Brief: Below are the records; copy each line in which "number" can be found.

Excerpts from an interface dataset:
--------------------------------------------------
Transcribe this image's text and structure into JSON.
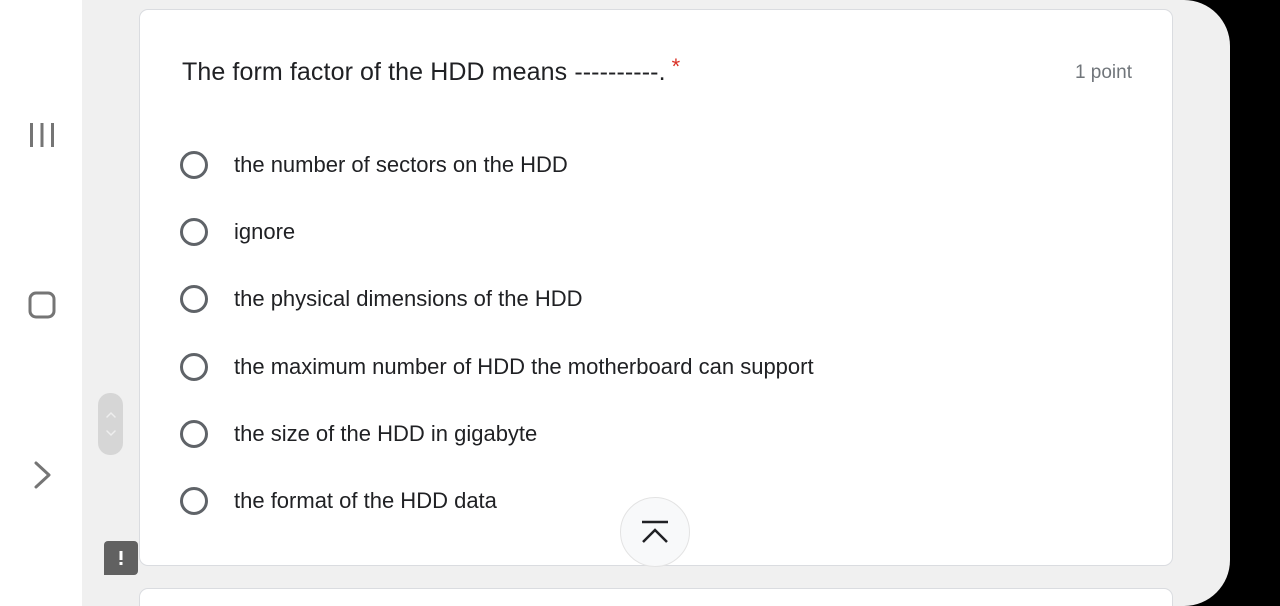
{
  "question": {
    "title": "The form factor of the HDD means ----------.",
    "required_marker": "*",
    "points": "1 point",
    "options": [
      "the number of sectors on the HDD",
      "ignore",
      "the physical dimensions of the HDD",
      "the maximum number of HDD the motherboard can support",
      "the size of the HDD in gigabyte",
      "the format of the HDD data"
    ]
  },
  "colors": {
    "required": "#d93025",
    "text": "#202124",
    "muted": "#70757a",
    "radio_border": "#5f6368",
    "screen_background": "#f0f0f0"
  },
  "icons": {
    "nav_recents": "recents-icon",
    "nav_home": "home-icon",
    "nav_back": "back-icon",
    "scroll": "scroll-handle-icon",
    "feedback": "feedback-icon",
    "scroll_top": "scroll-to-top-icon"
  }
}
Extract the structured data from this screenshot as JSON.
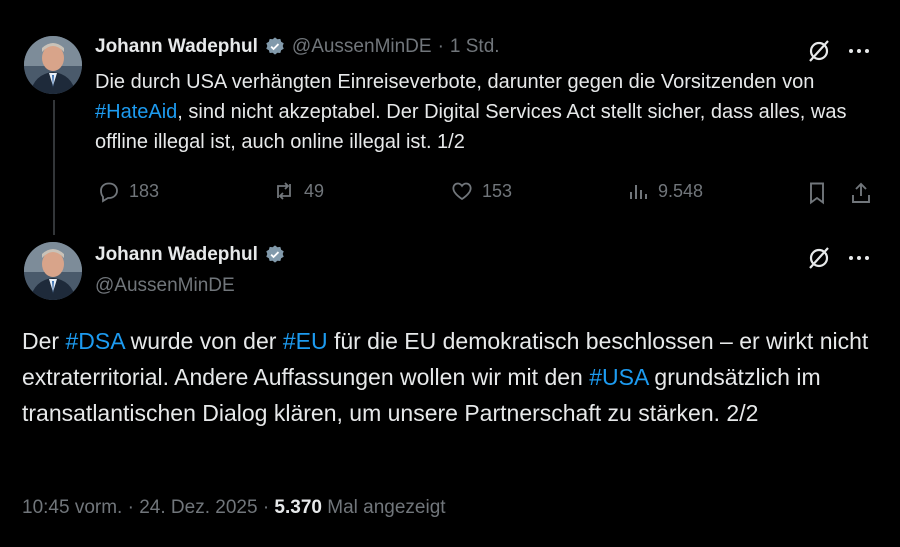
{
  "tweet1": {
    "name": "Johann Wadephul",
    "handle": "@AussenMinDE",
    "separator": "·",
    "time": "1 Std.",
    "text_1": "Die durch USA verhängten Einreiseverbote, darunter gegen die Vorsitzenden von ",
    "hashtag_hateaid": "#HateAid",
    "text_2": ", sind nicht akzeptabel. Der Digital Services Act stellt sicher, dass alles, was offline illegal ist, auch online illegal ist. 1/2",
    "replies": "183",
    "reposts": "49",
    "likes": "153",
    "views": "9.548"
  },
  "tweet2": {
    "name": "Johann Wadephul",
    "handle": "@AussenMinDE",
    "text_1": "Der ",
    "hashtag_dsa": "#DSA",
    "text_2": " wurde von der ",
    "hashtag_eu": "#EU",
    "text_3": " für die EU demokratisch beschlossen – er wirkt nicht extraterritorial. Andere Auffassungen wollen wir mit den ",
    "hashtag_usa": "#USA",
    "text_4": " grundsätzlich im transatlantischen Dialog klären, um unsere Partnerschaft zu stärken. 2/2",
    "time": "10:45 vorm.",
    "date": "24. Dez. 2025",
    "separator": "·",
    "views_count": "5.370",
    "views_label": "Mal angezeigt"
  },
  "colors": {
    "background": "#000000",
    "text": "#e7e9ea",
    "secondary": "#71767b",
    "link": "#1d9bf0",
    "verified": "#829aab"
  },
  "icons": [
    "grok-icon",
    "more-icon",
    "reply-icon",
    "repost-icon",
    "like-icon",
    "views-icon",
    "bookmark-icon",
    "share-icon",
    "verified-icon"
  ]
}
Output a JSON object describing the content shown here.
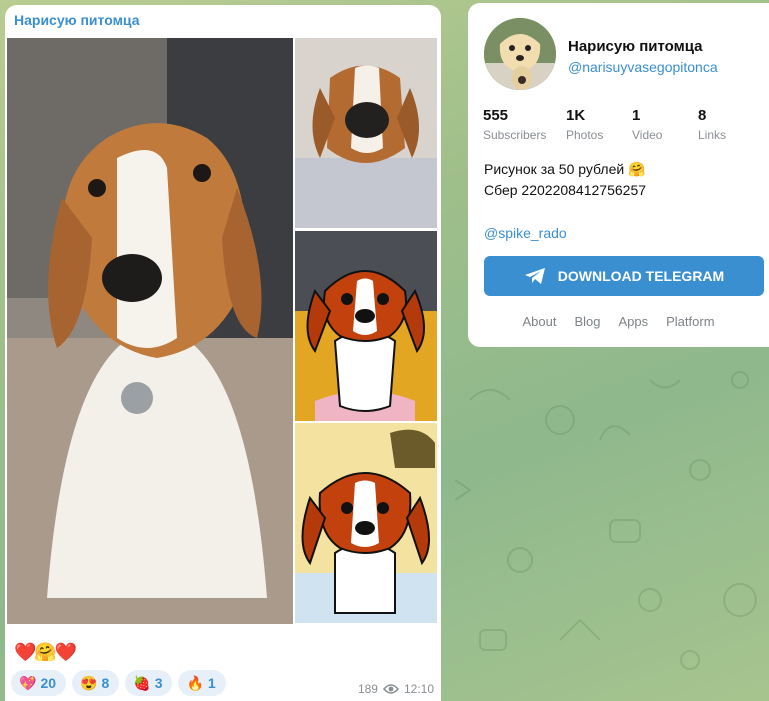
{
  "message": {
    "channel_title": "Нарисую питомца",
    "caption_emojis": "❤️🤗❤️",
    "reactions": [
      {
        "emoji": "💖",
        "count": "20"
      },
      {
        "emoji": "😍",
        "count": "8"
      },
      {
        "emoji": "🍓",
        "count": "3"
      },
      {
        "emoji": "🔥",
        "count": "1"
      }
    ],
    "views": "189",
    "time": "12:10"
  },
  "channel": {
    "name": "Нарисую питомца",
    "username": "@narisuyvasegopitonca",
    "stats": [
      {
        "value": "555",
        "label": "Subscribers"
      },
      {
        "value": "1K",
        "label": "Photos"
      },
      {
        "value": "1",
        "label": "Video"
      },
      {
        "value": "8",
        "label": "Links"
      }
    ],
    "description_line1": "Рисунок за 50 рублей 🤗",
    "description_line2": "Сбер 2202208412756257",
    "mention": "@spike_rado",
    "download_button": "DOWNLOAD TELEGRAM",
    "footer_links": [
      "About",
      "Blog",
      "Apps",
      "Platform"
    ]
  },
  "colors": {
    "accent": "#3a8fd1",
    "reaction_bg": "#e7f0f9"
  }
}
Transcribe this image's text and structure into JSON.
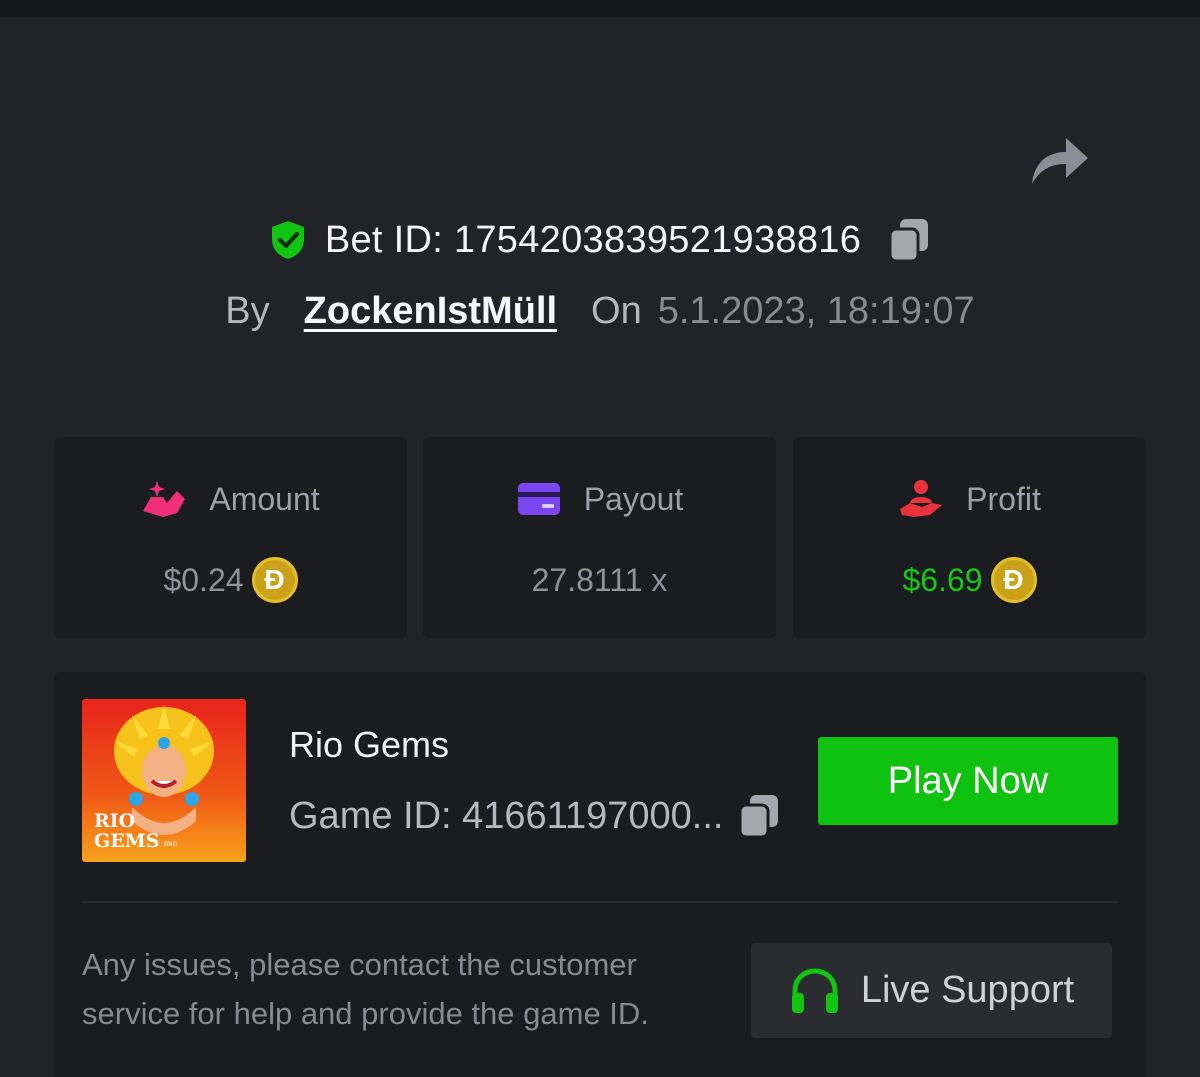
{
  "bet": {
    "id_label": "Bet ID: 1754203839521938816",
    "by_label": "By",
    "username": "ZockenIstMüll",
    "on_label": "On",
    "datetime": "5.1.2023, 18:19:07"
  },
  "stats": {
    "amount": {
      "label": "Amount",
      "value": "$0.24",
      "coin": "Đ",
      "icon": "hand-coins-icon"
    },
    "payout": {
      "label": "Payout",
      "value": "27.8111 x",
      "icon": "card-icon"
    },
    "profit": {
      "label": "Profit",
      "value": "$6.69",
      "coin": "Đ",
      "icon": "hand-user-icon"
    }
  },
  "game": {
    "title": "Rio Gems",
    "id_label": "Game ID: 41661197000...",
    "thumb_line1": "RIO",
    "thumb_line2": "GEMS",
    "thumb_brand": "BNG",
    "play_label": "Play Now"
  },
  "support": {
    "help_text": "Any issues, please contact the customer service for help and provide the game ID.",
    "button_label": "Live Support"
  },
  "colors": {
    "accent_green": "#0fc20f",
    "profit_green": "#16c715",
    "coin_gold": "#c9a21a",
    "amount_pink": "#ef2f7a",
    "payout_purple": "#7b46f0",
    "profit_red": "#e8333a"
  }
}
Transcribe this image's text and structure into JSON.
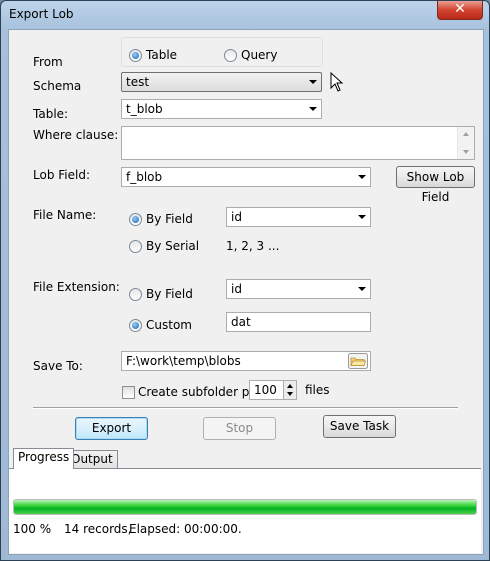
{
  "window": {
    "title": "Export Lob",
    "close_glyph": "✕"
  },
  "from": {
    "label": "From",
    "options": [
      "Table",
      "Query"
    ],
    "selected": "Table"
  },
  "schema": {
    "label": "Schema",
    "value": "test"
  },
  "table": {
    "label": "Table:",
    "value": "t_blob"
  },
  "where": {
    "label": "Where clause:",
    "value": ""
  },
  "lob_field": {
    "label": "Lob Field:",
    "value": "f_blob",
    "show_button": "Show Lob Field"
  },
  "file_name": {
    "label": "File Name:",
    "by_field_label": "By Field",
    "by_field_value": "id",
    "by_serial_label": "By Serial",
    "serial_example": "1, 2, 3 ...",
    "selected": "By Field"
  },
  "file_extension": {
    "label": "File Extension:",
    "by_field_label": "By Field",
    "by_field_value": "id",
    "custom_label": "Custom",
    "custom_value": "dat",
    "selected": "Custom"
  },
  "save_to": {
    "label": "Save To:",
    "path": "F:\\work\\temp\\blobs",
    "subfolder_label": "Create subfolder per",
    "subfolder_checked": false,
    "subfolder_count": "100",
    "files_label": "files"
  },
  "buttons": {
    "export": "Export",
    "stop": "Stop",
    "save_task": "Save Task"
  },
  "tabs": [
    {
      "label": "Progress",
      "active": true
    },
    {
      "label": "Output",
      "active": false
    }
  ],
  "progress": {
    "fraction": 1.0,
    "percent": "100 %",
    "records": "14 records,",
    "elapsed": "Elapsed: 00:00:00."
  },
  "colors": {
    "accent": "#1d5fa8",
    "progress": "#06b025",
    "title_bar": "#a7c1dc",
    "close_button": "#d2432f"
  },
  "icons": {
    "close": "close-icon",
    "folder": "folder-icon",
    "cursor": "mouse-cursor-icon"
  }
}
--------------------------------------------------
Reply to the exercise:
      "the number of sectors on the HDD",
      "the maximum number of HDD the motherboard can support",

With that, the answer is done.